• _TASK REQUIREMENTS_
Below is a block of records; please copy all of them exactly.

• _DATA TO PROCESS_

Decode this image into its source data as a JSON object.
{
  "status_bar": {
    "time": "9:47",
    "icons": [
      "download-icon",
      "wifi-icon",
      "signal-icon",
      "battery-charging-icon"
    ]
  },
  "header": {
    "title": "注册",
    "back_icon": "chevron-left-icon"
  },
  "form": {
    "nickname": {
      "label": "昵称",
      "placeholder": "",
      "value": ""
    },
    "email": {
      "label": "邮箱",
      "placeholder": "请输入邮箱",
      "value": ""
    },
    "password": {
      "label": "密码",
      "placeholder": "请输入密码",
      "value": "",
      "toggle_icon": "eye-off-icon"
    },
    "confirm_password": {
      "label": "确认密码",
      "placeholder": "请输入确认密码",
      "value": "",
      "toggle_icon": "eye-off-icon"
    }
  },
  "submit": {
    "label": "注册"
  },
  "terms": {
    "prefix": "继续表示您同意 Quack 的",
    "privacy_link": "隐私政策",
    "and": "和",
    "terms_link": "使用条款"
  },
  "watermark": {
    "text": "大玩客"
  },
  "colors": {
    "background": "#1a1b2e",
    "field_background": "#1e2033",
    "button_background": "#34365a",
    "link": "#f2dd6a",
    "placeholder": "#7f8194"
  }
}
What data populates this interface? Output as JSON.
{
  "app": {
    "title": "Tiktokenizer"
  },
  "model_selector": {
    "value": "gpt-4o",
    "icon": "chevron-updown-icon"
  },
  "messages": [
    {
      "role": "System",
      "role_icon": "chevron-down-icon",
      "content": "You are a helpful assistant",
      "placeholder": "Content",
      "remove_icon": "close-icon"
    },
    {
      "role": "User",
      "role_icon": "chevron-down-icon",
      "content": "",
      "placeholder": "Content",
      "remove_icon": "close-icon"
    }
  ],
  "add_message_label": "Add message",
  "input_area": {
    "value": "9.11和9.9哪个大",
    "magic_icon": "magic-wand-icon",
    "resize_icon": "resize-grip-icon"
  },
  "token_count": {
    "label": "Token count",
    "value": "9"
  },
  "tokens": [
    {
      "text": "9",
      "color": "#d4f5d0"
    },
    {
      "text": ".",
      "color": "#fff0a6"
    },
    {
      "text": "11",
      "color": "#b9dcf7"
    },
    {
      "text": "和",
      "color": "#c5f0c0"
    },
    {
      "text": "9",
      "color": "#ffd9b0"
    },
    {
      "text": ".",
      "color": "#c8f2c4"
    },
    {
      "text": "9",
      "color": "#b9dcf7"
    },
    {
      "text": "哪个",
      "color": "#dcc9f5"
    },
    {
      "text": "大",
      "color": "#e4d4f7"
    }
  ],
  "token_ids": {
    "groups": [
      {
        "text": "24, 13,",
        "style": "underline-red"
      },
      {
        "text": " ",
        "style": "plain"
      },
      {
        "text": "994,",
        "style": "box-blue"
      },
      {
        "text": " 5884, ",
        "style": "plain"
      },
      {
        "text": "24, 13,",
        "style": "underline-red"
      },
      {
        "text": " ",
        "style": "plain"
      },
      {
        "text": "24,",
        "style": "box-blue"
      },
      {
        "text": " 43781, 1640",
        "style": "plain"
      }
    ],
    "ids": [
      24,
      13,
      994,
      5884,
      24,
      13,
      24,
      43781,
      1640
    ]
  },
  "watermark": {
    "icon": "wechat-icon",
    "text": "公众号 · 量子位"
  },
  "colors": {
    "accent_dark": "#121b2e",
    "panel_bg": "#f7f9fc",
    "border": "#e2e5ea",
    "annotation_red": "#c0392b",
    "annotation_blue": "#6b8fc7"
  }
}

• _SOLUTION TO THIS PROBLEM_
Decode this image into its source data as a JSON object.
{
  "status_bar": {
    "time": "9:47",
    "icons": [
      "download-icon",
      "wifi-icon",
      "signal-icon",
      "battery-charging-icon"
    ]
  },
  "header": {
    "title": "注册",
    "back_icon": "chevron-left-icon"
  },
  "form": {
    "nickname": {
      "label": "昵称",
      "placeholder": "",
      "value": ""
    },
    "email": {
      "label": "邮箱",
      "placeholder": "请输入邮箱",
      "value": ""
    },
    "password": {
      "label": "密码",
      "placeholder": "请输入密码",
      "value": "",
      "toggle_icon": "eye-off-icon"
    },
    "confirm_password": {
      "label": "确认密码",
      "placeholder": "请输入确认密码",
      "value": "",
      "toggle_icon": "eye-off-icon"
    }
  },
  "submit": {
    "label": "注册"
  },
  "terms": {
    "prefix": "继续表示您同意 Quack 的",
    "privacy_link": "隐私政策",
    "and": "和",
    "terms_link": "使用条款"
  },
  "watermark": {
    "text": "大玩客"
  },
  "colors": {
    "background": "#1a1b2e",
    "field_background": "#1e2033",
    "button_background": "#34365a",
    "link": "#f2dd6a",
    "placeholder": "#7f8194"
  }
}
What data populates this interface? Output as JSON.
{
  "app": {
    "title": "Tiktokenizer"
  },
  "model_selector": {
    "value": "gpt-4o",
    "icon": "chevron-updown-icon"
  },
  "messages": [
    {
      "role": "System",
      "role_icon": "chevron-down-icon",
      "content": "You are a helpful assistant",
      "placeholder": "Content",
      "remove_icon": "close-icon"
    },
    {
      "role": "User",
      "role_icon": "chevron-down-icon",
      "content": "",
      "placeholder": "Content",
      "remove_icon": "close-icon"
    }
  ],
  "add_message_label": "Add message",
  "input_area": {
    "value": "9.11和9.9哪个大",
    "magic_icon": "magic-wand-icon",
    "resize_icon": "resize-grip-icon"
  },
  "token_count": {
    "label": "Token count",
    "value": "9"
  },
  "tokens": [
    {
      "text": "9",
      "color": "#d4f5d0"
    },
    {
      "text": ".",
      "color": "#fff0a6"
    },
    {
      "text": "11",
      "color": "#b9dcf7"
    },
    {
      "text": "和",
      "color": "#c5f0c0"
    },
    {
      "text": "9",
      "color": "#ffd9b0"
    },
    {
      "text": ".",
      "color": "#c8f2c4"
    },
    {
      "text": "9",
      "color": "#b9dcf7"
    },
    {
      "text": "哪个",
      "color": "#dcc9f5"
    },
    {
      "text": "大",
      "color": "#e4d4f7"
    }
  ],
  "token_ids": {
    "groups": [
      {
        "text": "24, 13,",
        "style": "underline-red"
      },
      {
        "text": " ",
        "style": "plain"
      },
      {
        "text": "994,",
        "style": "box-blue"
      },
      {
        "text": " 5884, ",
        "style": "plain"
      },
      {
        "text": "24, 13,",
        "style": "underline-red"
      },
      {
        "text": " ",
        "style": "plain"
      },
      {
        "text": "24,",
        "style": "box-blue"
      },
      {
        "text": " 43781, 1640",
        "style": "plain"
      }
    ],
    "ids": [
      24,
      13,
      994,
      5884,
      24,
      13,
      24,
      43781,
      1640
    ]
  },
  "watermark": {
    "icon": "wechat-icon",
    "text": "公众号 · 量子位"
  },
  "colors": {
    "accent_dark": "#121b2e",
    "panel_bg": "#f7f9fc",
    "border": "#e2e5ea",
    "annotation_red": "#c0392b",
    "annotation_blue": "#6b8fc7"
  }
}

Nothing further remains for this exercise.